**Your task:** The answer must consist of each line below that contains the string "been".
┌────────
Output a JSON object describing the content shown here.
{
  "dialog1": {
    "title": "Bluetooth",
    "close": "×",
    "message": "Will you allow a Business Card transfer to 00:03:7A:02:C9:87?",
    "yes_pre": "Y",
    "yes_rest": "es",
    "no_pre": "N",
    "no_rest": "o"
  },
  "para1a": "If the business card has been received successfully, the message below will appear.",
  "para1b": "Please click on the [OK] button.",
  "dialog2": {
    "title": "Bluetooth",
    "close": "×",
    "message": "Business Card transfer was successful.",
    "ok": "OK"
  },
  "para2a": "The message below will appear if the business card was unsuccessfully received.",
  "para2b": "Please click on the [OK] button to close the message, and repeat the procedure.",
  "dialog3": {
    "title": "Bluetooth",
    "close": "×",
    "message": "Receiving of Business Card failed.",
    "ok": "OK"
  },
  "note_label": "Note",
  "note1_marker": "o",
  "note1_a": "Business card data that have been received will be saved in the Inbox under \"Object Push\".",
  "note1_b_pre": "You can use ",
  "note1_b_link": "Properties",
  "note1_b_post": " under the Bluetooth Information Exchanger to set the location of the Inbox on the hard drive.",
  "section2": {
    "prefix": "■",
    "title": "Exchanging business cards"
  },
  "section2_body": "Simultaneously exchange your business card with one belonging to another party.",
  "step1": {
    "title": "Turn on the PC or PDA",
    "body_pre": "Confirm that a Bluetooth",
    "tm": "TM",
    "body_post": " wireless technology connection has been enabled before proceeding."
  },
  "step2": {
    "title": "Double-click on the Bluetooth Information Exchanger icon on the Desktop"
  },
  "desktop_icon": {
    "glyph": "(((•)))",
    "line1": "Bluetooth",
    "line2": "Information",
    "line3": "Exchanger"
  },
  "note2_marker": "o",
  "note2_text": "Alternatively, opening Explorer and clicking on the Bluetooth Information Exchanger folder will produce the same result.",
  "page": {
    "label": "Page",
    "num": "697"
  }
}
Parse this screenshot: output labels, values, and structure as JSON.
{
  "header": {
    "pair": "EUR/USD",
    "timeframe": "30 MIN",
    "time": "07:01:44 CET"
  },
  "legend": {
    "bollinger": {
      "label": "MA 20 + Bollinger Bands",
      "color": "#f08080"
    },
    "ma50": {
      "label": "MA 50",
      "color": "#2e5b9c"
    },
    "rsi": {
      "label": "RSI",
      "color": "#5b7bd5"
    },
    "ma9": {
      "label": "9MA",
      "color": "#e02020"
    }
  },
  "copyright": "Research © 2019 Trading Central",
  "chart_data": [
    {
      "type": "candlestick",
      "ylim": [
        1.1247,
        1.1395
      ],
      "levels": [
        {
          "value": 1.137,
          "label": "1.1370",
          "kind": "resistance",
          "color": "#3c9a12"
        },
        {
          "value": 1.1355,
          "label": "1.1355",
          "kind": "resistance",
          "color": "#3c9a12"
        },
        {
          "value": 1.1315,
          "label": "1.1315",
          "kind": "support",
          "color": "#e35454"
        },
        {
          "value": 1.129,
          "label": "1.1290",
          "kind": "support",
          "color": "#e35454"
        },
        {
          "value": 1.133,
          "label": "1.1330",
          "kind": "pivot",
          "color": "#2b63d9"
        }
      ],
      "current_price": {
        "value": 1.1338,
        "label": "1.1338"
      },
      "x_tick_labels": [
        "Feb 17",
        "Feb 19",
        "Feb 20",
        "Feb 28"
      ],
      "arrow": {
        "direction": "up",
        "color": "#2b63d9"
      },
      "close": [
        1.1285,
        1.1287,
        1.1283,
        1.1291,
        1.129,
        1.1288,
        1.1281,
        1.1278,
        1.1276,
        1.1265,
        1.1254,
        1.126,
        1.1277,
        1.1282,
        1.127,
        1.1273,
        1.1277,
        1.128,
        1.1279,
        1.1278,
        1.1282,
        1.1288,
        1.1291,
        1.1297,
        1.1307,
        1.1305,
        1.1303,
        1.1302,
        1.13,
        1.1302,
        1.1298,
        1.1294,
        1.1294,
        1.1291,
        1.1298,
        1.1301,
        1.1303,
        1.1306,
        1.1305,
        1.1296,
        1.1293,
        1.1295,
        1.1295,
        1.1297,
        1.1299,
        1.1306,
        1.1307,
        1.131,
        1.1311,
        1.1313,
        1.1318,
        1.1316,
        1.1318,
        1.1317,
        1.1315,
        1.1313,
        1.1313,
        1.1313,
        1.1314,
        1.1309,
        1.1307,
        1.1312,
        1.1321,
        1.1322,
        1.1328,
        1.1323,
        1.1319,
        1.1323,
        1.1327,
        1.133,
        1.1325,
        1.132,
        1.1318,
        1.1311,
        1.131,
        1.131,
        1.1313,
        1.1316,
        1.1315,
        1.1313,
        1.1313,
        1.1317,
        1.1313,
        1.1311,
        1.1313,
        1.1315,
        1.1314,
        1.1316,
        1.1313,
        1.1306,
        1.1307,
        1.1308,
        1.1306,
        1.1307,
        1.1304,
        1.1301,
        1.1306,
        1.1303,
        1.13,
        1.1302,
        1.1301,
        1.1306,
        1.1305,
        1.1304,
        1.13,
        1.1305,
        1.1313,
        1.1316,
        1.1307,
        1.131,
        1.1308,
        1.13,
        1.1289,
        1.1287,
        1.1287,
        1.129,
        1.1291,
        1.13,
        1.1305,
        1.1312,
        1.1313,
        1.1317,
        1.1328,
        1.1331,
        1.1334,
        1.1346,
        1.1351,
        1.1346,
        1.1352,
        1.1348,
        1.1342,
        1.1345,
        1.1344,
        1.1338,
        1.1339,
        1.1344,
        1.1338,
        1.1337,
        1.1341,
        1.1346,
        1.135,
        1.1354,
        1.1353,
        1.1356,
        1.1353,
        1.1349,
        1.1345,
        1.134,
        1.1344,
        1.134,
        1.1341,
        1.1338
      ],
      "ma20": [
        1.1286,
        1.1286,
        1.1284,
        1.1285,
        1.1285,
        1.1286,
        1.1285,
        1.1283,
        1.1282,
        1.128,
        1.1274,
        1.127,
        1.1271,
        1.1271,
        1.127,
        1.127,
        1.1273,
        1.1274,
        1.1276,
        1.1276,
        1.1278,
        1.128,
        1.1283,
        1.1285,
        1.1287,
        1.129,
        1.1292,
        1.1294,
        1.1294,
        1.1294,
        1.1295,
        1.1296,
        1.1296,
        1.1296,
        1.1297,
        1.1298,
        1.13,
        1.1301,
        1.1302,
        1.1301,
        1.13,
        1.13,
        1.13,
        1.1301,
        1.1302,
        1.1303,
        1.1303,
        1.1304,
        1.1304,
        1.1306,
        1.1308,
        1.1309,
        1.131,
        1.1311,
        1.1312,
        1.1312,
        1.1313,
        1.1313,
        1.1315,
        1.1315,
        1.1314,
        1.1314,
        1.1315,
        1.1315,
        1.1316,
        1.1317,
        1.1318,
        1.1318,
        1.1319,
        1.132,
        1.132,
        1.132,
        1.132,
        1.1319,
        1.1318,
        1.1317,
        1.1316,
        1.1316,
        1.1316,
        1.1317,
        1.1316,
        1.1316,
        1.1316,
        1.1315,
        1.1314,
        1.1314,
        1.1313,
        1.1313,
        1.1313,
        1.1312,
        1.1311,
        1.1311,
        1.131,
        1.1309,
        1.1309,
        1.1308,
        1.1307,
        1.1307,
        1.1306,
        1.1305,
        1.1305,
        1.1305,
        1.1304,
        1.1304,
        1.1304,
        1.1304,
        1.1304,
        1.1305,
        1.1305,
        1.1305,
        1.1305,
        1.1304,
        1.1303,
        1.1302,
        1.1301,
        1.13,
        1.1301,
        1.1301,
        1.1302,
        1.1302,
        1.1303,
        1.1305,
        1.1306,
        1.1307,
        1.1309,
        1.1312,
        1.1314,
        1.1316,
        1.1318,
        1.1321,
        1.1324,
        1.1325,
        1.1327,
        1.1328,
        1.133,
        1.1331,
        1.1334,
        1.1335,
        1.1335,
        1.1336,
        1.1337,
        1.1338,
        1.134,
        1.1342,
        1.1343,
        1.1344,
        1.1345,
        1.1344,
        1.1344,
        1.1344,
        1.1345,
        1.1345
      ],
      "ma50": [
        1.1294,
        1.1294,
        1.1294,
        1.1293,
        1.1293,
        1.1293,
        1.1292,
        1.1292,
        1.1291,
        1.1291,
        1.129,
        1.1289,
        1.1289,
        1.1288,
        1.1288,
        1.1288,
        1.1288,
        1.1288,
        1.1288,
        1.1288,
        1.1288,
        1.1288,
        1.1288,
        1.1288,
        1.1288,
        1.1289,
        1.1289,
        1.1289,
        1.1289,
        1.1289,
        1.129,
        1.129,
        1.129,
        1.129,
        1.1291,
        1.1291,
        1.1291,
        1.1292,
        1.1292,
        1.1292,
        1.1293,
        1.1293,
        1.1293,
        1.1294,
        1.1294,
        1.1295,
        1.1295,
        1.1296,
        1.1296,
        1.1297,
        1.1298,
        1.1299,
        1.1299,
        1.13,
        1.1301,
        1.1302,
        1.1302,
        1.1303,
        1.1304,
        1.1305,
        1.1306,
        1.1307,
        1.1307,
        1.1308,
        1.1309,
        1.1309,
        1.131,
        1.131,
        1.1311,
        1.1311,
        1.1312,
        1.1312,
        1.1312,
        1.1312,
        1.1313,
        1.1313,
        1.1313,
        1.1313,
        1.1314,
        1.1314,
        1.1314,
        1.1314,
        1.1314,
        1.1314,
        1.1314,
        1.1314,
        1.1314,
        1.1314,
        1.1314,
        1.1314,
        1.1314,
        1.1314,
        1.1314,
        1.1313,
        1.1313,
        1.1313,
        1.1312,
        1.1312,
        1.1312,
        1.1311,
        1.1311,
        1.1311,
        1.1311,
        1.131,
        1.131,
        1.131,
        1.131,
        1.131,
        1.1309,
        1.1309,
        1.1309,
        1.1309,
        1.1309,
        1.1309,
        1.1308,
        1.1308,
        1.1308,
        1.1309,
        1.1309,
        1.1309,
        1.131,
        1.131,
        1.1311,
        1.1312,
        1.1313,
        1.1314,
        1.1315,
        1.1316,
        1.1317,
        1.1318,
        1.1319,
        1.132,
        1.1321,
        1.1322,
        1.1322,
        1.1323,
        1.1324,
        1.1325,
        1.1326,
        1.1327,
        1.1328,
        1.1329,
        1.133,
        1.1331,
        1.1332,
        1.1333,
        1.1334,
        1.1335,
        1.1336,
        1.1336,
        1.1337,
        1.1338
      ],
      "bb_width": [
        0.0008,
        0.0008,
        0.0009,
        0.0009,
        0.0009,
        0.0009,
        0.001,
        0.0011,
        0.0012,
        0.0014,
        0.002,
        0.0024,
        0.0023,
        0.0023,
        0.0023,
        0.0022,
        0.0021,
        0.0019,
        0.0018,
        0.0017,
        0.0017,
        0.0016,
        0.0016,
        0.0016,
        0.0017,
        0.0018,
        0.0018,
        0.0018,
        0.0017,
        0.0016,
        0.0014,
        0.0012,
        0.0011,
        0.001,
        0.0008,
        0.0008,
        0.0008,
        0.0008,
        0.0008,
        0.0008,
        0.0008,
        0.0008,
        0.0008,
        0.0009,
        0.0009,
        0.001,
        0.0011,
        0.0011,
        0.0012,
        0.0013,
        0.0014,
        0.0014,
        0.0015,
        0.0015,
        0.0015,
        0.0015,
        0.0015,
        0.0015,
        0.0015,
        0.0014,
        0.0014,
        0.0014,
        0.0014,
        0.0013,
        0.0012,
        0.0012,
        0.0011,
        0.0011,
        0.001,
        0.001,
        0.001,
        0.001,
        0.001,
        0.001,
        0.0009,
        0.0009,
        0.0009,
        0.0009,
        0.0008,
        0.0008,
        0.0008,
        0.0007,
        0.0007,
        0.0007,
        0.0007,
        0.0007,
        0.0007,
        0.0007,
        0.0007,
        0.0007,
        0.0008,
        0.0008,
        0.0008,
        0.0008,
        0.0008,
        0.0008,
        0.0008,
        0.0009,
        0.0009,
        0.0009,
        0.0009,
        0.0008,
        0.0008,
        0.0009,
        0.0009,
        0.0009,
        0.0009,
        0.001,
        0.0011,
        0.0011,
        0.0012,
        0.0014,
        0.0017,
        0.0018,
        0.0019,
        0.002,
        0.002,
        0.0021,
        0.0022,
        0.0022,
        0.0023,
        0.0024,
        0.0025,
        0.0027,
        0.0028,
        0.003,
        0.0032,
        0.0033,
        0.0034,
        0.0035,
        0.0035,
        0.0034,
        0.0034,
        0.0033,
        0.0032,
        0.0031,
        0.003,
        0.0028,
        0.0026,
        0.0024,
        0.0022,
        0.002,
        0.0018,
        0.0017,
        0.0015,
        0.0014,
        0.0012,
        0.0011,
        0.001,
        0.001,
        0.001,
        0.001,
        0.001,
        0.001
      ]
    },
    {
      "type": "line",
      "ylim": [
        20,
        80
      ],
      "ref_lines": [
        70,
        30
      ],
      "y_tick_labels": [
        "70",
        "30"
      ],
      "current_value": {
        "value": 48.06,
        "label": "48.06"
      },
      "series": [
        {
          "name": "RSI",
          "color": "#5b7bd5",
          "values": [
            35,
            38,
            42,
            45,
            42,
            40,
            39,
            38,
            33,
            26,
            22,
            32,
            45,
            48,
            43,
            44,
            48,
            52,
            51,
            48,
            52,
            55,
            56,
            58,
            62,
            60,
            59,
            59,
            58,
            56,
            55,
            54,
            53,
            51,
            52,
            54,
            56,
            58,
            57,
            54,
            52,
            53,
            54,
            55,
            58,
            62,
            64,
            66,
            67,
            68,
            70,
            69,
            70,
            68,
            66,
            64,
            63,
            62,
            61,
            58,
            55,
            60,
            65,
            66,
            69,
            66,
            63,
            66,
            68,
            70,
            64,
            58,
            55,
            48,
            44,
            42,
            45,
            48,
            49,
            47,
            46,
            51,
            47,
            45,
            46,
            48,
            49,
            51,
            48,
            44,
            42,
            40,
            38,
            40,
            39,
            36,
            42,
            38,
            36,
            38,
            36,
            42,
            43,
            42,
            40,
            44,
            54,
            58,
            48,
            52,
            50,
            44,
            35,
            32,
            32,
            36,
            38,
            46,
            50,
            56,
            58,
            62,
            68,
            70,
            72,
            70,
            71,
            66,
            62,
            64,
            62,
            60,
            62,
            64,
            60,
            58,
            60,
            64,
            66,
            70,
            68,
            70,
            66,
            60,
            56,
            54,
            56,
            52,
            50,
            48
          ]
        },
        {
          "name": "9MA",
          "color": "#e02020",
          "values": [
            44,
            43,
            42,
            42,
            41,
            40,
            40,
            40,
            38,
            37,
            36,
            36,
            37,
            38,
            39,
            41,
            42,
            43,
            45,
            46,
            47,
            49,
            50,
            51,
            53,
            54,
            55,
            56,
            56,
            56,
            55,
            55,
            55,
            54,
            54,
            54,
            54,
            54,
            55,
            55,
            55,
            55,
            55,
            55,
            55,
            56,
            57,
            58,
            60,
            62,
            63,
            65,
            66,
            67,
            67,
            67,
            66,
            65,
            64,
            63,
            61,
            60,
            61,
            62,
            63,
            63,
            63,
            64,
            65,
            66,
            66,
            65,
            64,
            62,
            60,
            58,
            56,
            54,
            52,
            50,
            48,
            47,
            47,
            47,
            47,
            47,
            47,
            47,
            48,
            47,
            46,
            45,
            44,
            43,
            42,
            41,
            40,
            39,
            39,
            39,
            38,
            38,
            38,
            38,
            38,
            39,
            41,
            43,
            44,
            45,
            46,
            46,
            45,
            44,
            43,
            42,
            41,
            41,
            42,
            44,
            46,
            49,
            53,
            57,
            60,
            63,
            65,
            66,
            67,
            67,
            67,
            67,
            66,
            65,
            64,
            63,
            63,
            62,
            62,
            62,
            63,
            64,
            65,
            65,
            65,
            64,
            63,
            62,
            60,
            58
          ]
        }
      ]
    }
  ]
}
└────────
**Output for this exercise:**
  "para1a": "If the business card has been received successfully, the message below will appear.",
  "note1_a": "Business card data that have been received will be saved in the Inbox under \"Object Push\".",
    "body_post": " wireless technology connection has been enabled before proceeding."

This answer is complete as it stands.